Boomers: The Coles Notes
For those of us not intimately familiar with the Boomers as a demographic, and how to market to them, what follows is a crash course to help you. There is more to read, much more, if you choose to dive deeper. This is merely the view from 40,000 feet.
Let’s get the easy bit out of the way first. It seems to be generally accepted, although not universally, that Boomers are those people born between 1946 and 1964.
Beyond that simple definition, however, vast volumes have been written about the Boomers . . . mostly by the Boomers, who are endlessly fascinated by themselves. Whole libraries could be filled with books, films, reports, research papers, theses, and scholarly tomes devoted to the study of this particular generation. So I went to Wikipedia, because it’s faster than reading all that.
What I found was the following passage, which sums up the essential nature of Boomers in a way that is most useful if we are really trying to understand what makes them tick. As we try and figure out the housing needs, wants, and fears for this enormous mass of humanity, it’s important to keep this in mind:
“As a group, they were the wealthiest, most active, and most physically fit generation up to that time, and amongst the first to grow up genuinely expecting the world to improve with time. They were also the generation that received peak levels of income, therefore they could reap the benefits of abundant levels of food, apparel, retirement programs, and sometimes even “midlife crisis” products. The increased consumerism for this generation has been regularly criticized as excessive.

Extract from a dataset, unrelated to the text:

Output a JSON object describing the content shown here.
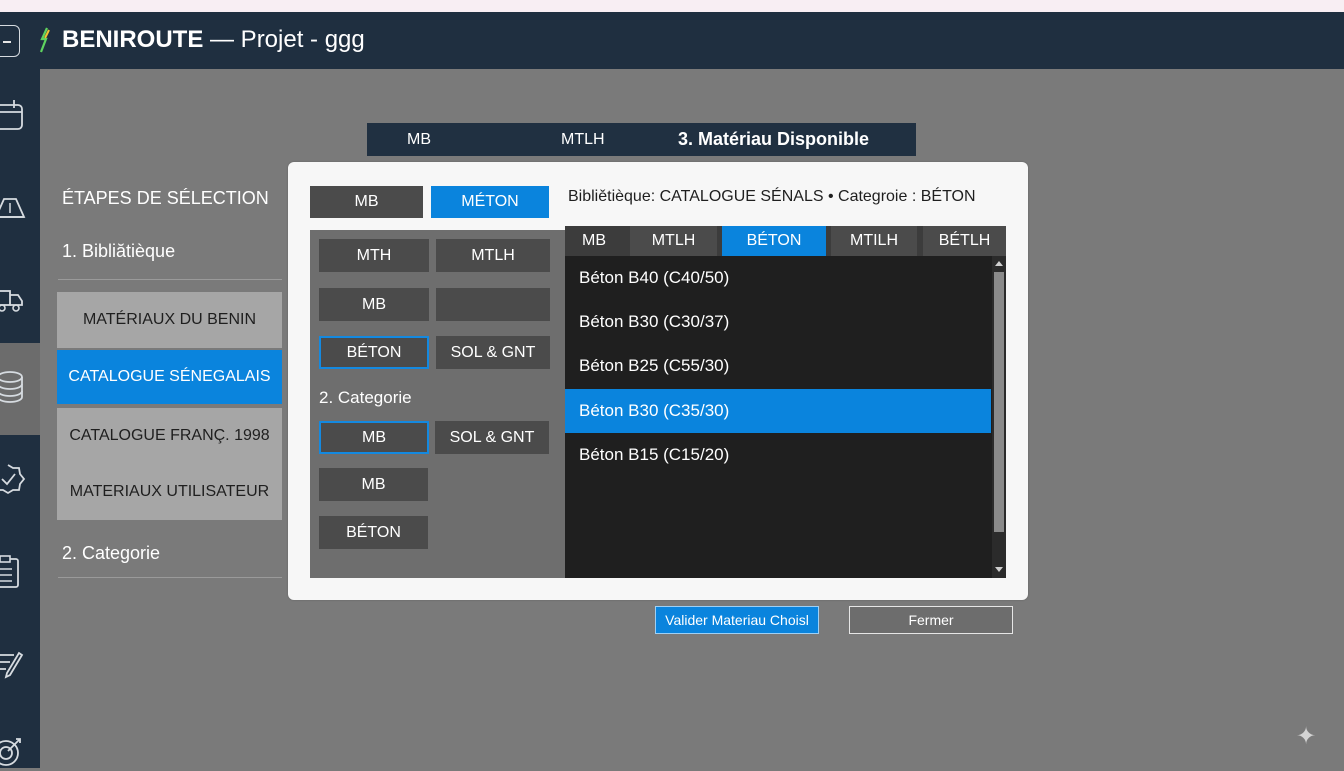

“One feature of the Boomers was that they tended to think of themselves as a special generation, very different from those that had come before. In the 1960s, as the relatively large numbers of young people became teenagers and young adults, they, and those around them, created a very specific rhetoric around their cohort, and the change they were bringing about. This rhetoric had an important impact in the self-perceptions of the Boomers, as well as their tendency to define the world in terms of generations, which was a relatively new phenomenon. The baby boom has been described variously as a shock wave and as the pig in the python.”

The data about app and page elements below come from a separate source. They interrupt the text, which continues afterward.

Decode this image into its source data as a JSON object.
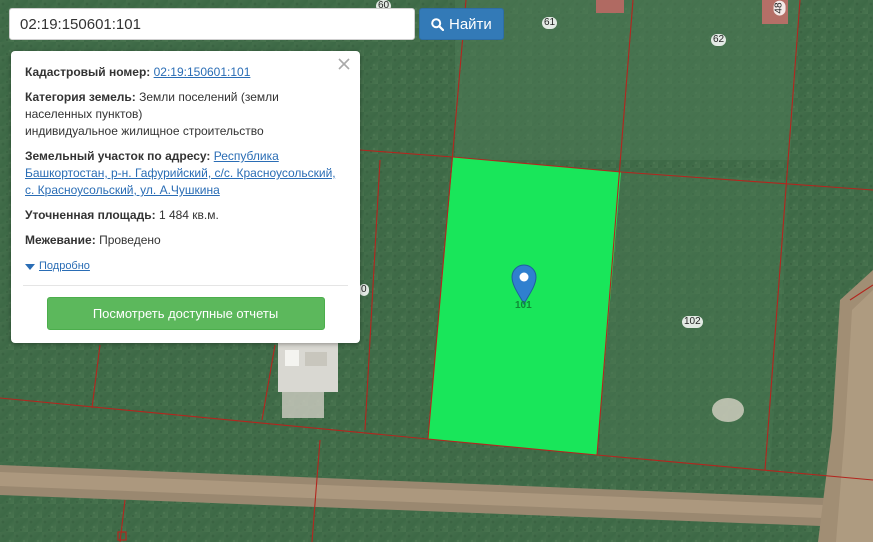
{
  "search": {
    "value": "02:19:150601:101",
    "button_label": "Найти"
  },
  "popup": {
    "cadastral_label": "Кадастровый номер:",
    "cadastral_value": "02:19:150601:101",
    "category_label": "Категория земель:",
    "category_value_line1": "Земли поселений (земли",
    "category_value_line2": "населенных пунктов)",
    "category_value_line3": "индивидуальное жилищное строительство",
    "address_label": "Земельный участок по адресу:",
    "address_value_part1": "Республика",
    "address_value_part2": "Башкортостан, р-н. Гафурийский, с/с. Красноусольский,",
    "address_value_part3": "с. Красноусольский, ул. А.Чушкина",
    "area_label": "Уточненная площадь:",
    "area_value": "1 484 кв.м.",
    "survey_label": "Межевание:",
    "survey_value": "Проведено",
    "more_label": "Подробно",
    "report_button_label": "Посмотреть доступные отчеты"
  },
  "map": {
    "parcel_labels": [
      "61",
      "62",
      "102",
      "101",
      "60",
      "48",
      "0"
    ],
    "colors": {
      "parcel_highlight": "#19e65a",
      "boundary": "#b3261e",
      "marker": "#2f80cf",
      "button_primary": "#337ab7",
      "button_success": "#5cb85c"
    },
    "icons": [
      "search-icon",
      "close-icon",
      "map-marker-icon",
      "caret-down-icon"
    ]
  }
}
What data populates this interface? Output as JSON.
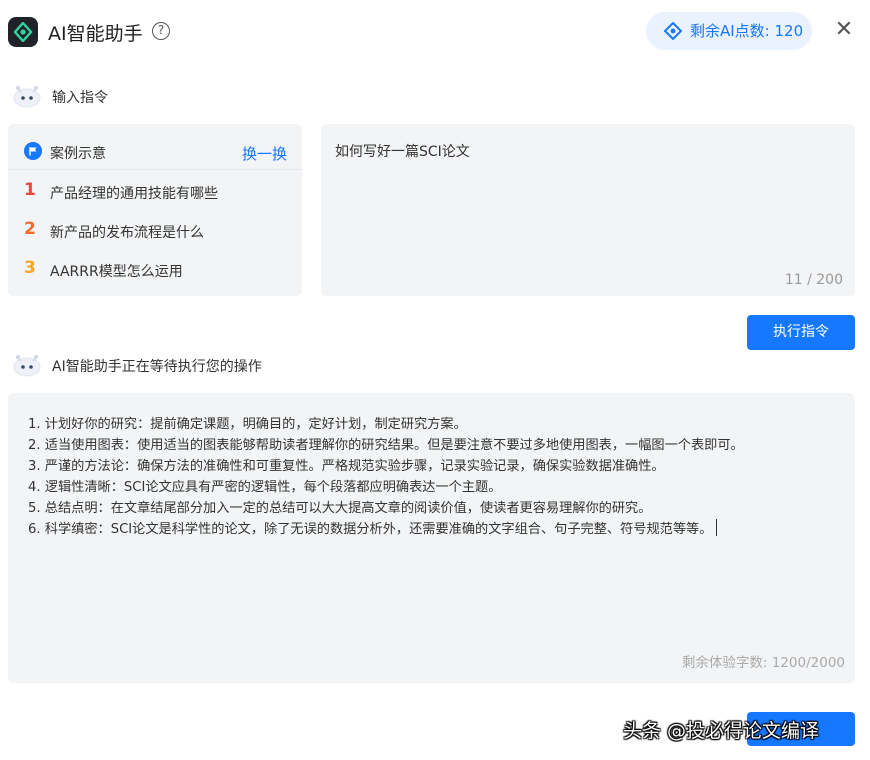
{
  "header": {
    "title": "AI智能助手",
    "help_glyph": "?",
    "points_label": "剩余AI点数: 120",
    "close_glyph": "✕"
  },
  "input_section": {
    "label": "输入指令"
  },
  "examples": {
    "title": "案例示意",
    "swap_label": "换一换",
    "items": [
      {
        "num": "1",
        "text": "产品经理的通用技能有哪些",
        "color": "#e8483c"
      },
      {
        "num": "2",
        "text": "新产品的发布流程是什么",
        "color": "#f26b2b"
      },
      {
        "num": "3",
        "text": "AARRR模型怎么运用",
        "color": "#f5a623"
      }
    ]
  },
  "prompt": {
    "value": "如何写好一篇SCI论文",
    "count": "11 / 200"
  },
  "execute_button": {
    "label": "执行指令"
  },
  "status_section": {
    "label": "AI智能助手正在等待执行您的操作"
  },
  "result": {
    "lines": [
      "1. 计划好你的研究：提前确定课题，明确目的，定好计划，制定研究方案。",
      "2. 适当使用图表：使用适当的图表能够帮助读者理解你的研究结果。但是要注意不要过多地使用图表，一幅图一个表即可。",
      "3. 严谨的方法论：确保方法的准确性和可重复性。严格规范实验步骤，记录实验记录，确保实验数据准确性。",
      "4. 逻辑性清晰：SCI论文应具有严密的逻辑性，每个段落都应明确表达一个主题。",
      "5. 总结点明：在文章结尾部分加入一定的总结可以大大提高文章的阅读价值，使读者更容易理解你的研究。",
      "6. 科学缜密：SCI论文是科学性的论文，除了无误的数据分析外，还需要准确的文字组合、句子完整、符号规范等等。"
    ],
    "remaining": "剩余体验字数: 1200/2000"
  },
  "watermark": "头条 @投必得论文编译",
  "colors": {
    "accent": "#1677ff",
    "panel": "#f3f4f6"
  }
}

The key point, I think, is that Boomers see themselves as special, privileged, and deserving. I don’t mean this to sound rude or dismissive; I feel special, privileged, and deserving most of the time myself. It’s simply a useful and powerful filter to keep in mind, especially for the increasing number of non-Boomers who are in decision-making positions in the housing industry, as it helps us understand who we are making homes for.

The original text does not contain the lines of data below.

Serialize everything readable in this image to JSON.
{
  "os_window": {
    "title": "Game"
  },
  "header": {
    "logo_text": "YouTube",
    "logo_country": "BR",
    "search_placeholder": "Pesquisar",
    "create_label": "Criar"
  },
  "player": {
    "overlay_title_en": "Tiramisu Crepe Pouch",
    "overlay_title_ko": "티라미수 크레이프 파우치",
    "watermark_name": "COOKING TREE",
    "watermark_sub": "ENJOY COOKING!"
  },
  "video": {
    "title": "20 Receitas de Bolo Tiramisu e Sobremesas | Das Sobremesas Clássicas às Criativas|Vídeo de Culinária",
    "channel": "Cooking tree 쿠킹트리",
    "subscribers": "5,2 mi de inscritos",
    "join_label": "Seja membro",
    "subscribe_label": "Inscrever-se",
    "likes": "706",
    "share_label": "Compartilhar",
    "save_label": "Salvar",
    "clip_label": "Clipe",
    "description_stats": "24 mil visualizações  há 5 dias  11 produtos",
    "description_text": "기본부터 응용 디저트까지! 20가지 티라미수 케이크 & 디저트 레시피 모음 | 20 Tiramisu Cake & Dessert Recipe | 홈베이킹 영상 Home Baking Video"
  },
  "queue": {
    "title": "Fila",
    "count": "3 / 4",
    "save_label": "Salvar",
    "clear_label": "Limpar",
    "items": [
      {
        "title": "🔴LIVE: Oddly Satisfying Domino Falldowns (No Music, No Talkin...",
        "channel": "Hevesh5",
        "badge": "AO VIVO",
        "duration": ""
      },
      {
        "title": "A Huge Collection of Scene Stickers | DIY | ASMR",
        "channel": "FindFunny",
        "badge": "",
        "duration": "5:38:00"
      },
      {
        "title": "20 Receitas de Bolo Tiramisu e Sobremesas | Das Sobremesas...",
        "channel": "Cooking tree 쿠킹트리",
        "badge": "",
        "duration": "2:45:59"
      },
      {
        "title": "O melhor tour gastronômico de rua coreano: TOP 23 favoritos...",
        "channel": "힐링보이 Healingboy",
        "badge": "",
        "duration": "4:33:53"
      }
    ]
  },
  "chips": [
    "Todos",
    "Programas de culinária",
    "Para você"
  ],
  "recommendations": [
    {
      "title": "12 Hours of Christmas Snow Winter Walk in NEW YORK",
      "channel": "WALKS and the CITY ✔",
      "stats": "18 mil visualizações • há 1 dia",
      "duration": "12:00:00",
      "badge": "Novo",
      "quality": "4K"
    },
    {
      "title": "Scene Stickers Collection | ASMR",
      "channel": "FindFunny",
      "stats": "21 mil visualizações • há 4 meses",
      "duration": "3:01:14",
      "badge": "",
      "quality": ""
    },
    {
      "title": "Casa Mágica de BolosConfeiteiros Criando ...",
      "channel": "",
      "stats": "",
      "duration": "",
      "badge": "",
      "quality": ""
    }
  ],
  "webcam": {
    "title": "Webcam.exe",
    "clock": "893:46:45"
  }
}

Everything from location, to community engagement, to design, to sales and marketing should be viewed through the special, privileged, and deserving lens, to make sure we live up to these very real and unassailable expectations.
Further, the housing industry needs to target different Boomer sub-segments very precisely, and then live up to their unique expectations. Segmentation is of course very useful with large populations, because within any enormous group of people there will be huge differences in terms of behaviour, beliefs, and values.
One simple segmentation model is to break down the Boomer population into two groups: Leading Edge Boomers (those born between 1946 and 1955) who are out of their prime earning years, and Trailing Edge Boomers (born between 1955–1964) who are still bringing home the bacon.
It would be a mistake to assume these two sub-segments are the same audience with the same motivations; from the extreme ends of each there is an 18-year age difference. Think of any two people you know who are 18 years apart and how little they resemble each other in terms of consumer behaviour and overall lifestyle. A Multi-Family Home (MFH) project designed and built for Leading Edge Boomers would not/should not resemble a project designed and built for Trailing Edge Boomers.
Still, members of both sub-segments share an essential DNA-level Boomerosity, an archetypical yearning to be special, privileged, and recognized as deserving of beautiful homes packed with upgrades, on the sunny side of the street.
I don’t want to try and repeat everything that’s been written about Boomers. So in addition to the above macro-snapshot, I’ve curated some key facts that I think apply specifically to the MFH industry.
This is not an exhaustive demographic profile, just a quick skim across the top of the information available.
If you have more key insights to add that you think will help, please send them to me at firstname.lastname@example.org.